Former Brazil international addresses racism in football seminar01 October 2014

CruzeiromidfielderTingajoinedforceswiththeObservatoryofRacialDiscriminationinFootballtoaddressracisminBrazil,followinganumberofincidentsflaggedupadeeprootedprobleminthecountry’ssport.

Tinga, who was subjected to racist taunts in February 2014 during a Copa Libertadores match against the Peruvian side Real Garcilaso, lead the discussion on discriminatory behaviour in stadiums by giving his testimony.

The former Brazil international talked about recent incidents in Brazilian football and stressed the problem is latent across the country’s society, not only in football.

“One can’t have two different personalities. If you go to the cinema and you do not like an actor, you will not shout homophobic or racial insults, the same in theatre plays. So, why would it be ok to do it in a football stadium?” said the 36 year-old, who played in Europe at Borussia Dortmund and the Portuguese side Sporting.

Over the last nine months, more than 10 discriminatory incidents, most of them of racist nature, have been noted in football in Brazil or involving Brazilian teams.

‘The bubble burst and Brazil is now aware’
The seminar, held on 23 September in Porto Alegre, Rio Grande do Sul, with the support of the state’s Football Federation, aimed to open a debate around the topic and bring together key speakers, including representatives of the media, ethnic minority groups and experts, to discuss it.

The sociologist and founder of the ethnic minority group Movimento Negro Unificado Edilson Nabarro said: “Clubs have to commit and adopt sanctioning policies, they can’t just simply stand against discrimination without any further action.

“The bubble burst and the country is now aware [of racism in football]. Football can lead the way to tackle racism in society.”

The Observatory of Racial Discrimination in Football is a newly-created organism that aims to monitor and report discrimination in football through social media and promote good practice examples.

The event was also used to launched the its first awareness-raising campaign that includes a video, which replicates a racist incident in a football stadium and what fans can do to stop it.

At the end of the seminar, Marcelo Carvalho, founder of the Observatory, added: “Urgent measures need to be taken to revert this situation that has been flagged up not only in Brazil but worldwide”.

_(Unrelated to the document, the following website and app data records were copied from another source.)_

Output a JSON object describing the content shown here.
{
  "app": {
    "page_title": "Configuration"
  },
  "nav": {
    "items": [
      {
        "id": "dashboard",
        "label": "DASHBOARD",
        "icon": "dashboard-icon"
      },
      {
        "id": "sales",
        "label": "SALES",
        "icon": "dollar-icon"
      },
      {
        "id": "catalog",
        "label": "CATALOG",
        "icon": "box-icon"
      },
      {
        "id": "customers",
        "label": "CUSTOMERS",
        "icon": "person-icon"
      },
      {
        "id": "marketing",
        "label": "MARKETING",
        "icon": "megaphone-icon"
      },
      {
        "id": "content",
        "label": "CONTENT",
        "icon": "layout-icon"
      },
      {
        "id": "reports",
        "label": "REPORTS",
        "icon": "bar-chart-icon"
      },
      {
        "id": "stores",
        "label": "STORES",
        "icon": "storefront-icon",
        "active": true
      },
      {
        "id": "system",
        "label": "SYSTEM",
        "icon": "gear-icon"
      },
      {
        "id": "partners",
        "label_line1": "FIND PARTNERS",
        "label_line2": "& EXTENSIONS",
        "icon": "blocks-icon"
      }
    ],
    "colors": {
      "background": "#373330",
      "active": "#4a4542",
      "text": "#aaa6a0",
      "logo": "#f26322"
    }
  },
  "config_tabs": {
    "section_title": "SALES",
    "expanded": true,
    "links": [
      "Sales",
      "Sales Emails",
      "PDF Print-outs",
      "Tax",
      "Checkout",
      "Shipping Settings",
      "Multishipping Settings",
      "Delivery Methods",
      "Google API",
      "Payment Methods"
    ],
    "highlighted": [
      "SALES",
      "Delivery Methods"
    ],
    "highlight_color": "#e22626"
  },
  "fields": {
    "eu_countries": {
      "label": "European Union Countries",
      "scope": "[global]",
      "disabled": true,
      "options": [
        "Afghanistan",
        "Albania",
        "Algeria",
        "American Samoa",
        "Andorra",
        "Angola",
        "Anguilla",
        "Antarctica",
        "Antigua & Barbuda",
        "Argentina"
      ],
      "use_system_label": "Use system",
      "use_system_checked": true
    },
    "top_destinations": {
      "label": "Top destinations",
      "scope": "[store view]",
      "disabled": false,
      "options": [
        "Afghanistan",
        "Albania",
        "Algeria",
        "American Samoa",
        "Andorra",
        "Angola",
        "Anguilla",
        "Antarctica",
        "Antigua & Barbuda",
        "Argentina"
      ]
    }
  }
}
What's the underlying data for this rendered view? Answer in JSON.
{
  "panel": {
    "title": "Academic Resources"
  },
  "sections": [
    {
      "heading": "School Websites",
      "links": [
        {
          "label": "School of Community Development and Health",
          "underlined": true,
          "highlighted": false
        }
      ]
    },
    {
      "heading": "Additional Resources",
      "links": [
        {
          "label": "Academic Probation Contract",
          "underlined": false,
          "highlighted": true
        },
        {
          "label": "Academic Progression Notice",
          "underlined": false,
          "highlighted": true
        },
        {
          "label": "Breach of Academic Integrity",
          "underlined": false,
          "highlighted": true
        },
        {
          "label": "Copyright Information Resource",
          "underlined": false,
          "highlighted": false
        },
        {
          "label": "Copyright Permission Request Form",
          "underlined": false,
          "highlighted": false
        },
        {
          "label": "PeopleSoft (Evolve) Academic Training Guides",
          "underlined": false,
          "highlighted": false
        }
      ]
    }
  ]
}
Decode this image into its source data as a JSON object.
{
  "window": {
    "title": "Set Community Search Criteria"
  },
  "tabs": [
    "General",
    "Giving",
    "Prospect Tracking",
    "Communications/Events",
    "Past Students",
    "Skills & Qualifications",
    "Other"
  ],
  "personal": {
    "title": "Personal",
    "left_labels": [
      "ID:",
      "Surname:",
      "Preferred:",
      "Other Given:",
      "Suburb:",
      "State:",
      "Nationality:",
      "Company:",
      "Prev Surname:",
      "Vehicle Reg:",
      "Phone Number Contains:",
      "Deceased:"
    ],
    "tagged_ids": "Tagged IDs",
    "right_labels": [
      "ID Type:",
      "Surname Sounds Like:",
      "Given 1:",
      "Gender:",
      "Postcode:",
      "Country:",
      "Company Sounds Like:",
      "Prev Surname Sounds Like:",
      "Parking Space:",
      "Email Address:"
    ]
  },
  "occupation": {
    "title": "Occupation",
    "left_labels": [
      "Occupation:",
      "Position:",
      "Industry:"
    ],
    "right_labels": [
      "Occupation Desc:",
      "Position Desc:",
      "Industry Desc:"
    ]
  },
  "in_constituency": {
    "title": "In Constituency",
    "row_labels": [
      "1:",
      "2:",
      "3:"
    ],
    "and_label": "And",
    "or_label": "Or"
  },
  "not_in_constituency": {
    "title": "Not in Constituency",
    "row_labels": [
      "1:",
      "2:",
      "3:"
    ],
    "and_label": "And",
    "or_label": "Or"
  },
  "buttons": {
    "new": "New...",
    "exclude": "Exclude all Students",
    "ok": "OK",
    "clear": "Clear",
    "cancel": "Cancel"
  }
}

Racism in Brazil is ‘institutional’ says UN report
A recent United Nations (UN) report on discrimination in Brazil revealed that racism in the Portuguese speaking South American country is “institutional and structured” and present in all spheres of the society.

The report, launched earlier this month as a series of new incidents spread across the country’s football, said: “Brazil can no longer be considered a racial democracy, some of governmental bodies are institutionally racist, in which racial hierarchies are culturally accepted as normal”.

It stressed the reinforcement of the educational system on the history of the afro-descent population as a step forward to challenged the “myth of racial democracy’” “often used by conservative politicians to undermine affirmative actions”.